The Gloria is an ancient hymn of praise to the Trinity that has been in use in the Church since the second century. The opening line of the hymn is taken from Scripture (Lk 2:14), where the angels announce the birth of Christ to the shepherds. The hymn was composed in Greek some time in the second century and can be found recommended as a daily morning prayer in book VII of the Apostolic Constitutions (3rd/4th century). It was introduced to the west by St. Hilary of Poitiers (d 368), who was the first to introduce hymns into the Western Church.
St Hilary was an uncompromising foe of Arianism, a heresy which denied the divinity of Christ and was condemned at the Council of Nicea in 325. St. Hilary’s opposition to Arianism earned himself the title of “Malleus Arianorum”, the Hammer of the Arians, along with the ire of the Arian Emperor Constantius, who exiled him to Phrygia in 356. While St. Hilary was in Phrygia, he was exposed to the hymns in use amongst the eastern Christians of the time. Upon his return home he began to introduce hymns into the western liturgy, borrowing the Gloria from the east, as well as composing some of his own.
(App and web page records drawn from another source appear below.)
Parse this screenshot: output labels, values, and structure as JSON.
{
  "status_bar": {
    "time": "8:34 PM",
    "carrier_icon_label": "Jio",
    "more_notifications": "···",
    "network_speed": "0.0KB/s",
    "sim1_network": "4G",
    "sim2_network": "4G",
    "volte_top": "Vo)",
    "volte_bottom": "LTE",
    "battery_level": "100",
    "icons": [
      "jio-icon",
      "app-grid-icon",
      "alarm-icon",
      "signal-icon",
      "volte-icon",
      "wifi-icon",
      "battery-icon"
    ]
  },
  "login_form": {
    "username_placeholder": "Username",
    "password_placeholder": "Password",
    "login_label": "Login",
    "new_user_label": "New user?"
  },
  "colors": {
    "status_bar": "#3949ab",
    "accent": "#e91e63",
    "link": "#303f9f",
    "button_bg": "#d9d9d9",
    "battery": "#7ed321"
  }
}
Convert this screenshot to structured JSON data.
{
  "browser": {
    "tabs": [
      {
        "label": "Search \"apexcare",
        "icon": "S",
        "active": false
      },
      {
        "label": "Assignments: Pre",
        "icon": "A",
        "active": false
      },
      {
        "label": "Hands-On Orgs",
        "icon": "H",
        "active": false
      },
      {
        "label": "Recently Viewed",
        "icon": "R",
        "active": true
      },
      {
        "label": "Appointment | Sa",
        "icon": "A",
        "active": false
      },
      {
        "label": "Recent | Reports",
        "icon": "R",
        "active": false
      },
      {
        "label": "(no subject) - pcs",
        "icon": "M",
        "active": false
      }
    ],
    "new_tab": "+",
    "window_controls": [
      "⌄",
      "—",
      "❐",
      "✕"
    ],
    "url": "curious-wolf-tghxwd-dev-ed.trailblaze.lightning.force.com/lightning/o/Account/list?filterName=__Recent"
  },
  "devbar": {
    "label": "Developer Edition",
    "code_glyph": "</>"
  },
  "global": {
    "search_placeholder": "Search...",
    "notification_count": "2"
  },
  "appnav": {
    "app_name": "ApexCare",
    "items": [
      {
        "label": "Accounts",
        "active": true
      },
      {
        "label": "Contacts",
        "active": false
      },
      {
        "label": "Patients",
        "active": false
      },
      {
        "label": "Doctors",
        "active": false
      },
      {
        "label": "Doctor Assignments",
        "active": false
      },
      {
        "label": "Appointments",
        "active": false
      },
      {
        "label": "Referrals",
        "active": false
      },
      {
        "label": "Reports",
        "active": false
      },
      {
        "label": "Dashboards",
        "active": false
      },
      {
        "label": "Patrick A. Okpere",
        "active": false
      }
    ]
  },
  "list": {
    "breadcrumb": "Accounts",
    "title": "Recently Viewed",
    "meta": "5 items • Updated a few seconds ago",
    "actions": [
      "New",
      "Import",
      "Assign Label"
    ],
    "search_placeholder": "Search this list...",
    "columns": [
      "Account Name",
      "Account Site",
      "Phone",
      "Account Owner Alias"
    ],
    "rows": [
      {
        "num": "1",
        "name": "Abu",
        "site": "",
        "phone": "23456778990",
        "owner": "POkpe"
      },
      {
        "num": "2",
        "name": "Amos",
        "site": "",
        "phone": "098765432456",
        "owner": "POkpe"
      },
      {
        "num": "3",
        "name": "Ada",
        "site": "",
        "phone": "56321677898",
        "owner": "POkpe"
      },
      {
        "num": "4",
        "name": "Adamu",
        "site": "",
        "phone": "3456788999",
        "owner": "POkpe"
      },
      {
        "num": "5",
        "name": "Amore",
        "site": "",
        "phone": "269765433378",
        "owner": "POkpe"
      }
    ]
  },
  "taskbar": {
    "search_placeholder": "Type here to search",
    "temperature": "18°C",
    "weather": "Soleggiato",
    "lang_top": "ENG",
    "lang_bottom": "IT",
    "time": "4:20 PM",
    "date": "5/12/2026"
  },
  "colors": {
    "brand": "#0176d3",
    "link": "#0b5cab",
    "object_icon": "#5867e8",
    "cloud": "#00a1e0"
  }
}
The hymn has been an integral part of the Mass of the western Rites since the 5th century.
Saint Nicolas, mon amour. (à Saint-Nicolas-du-Chardonnet)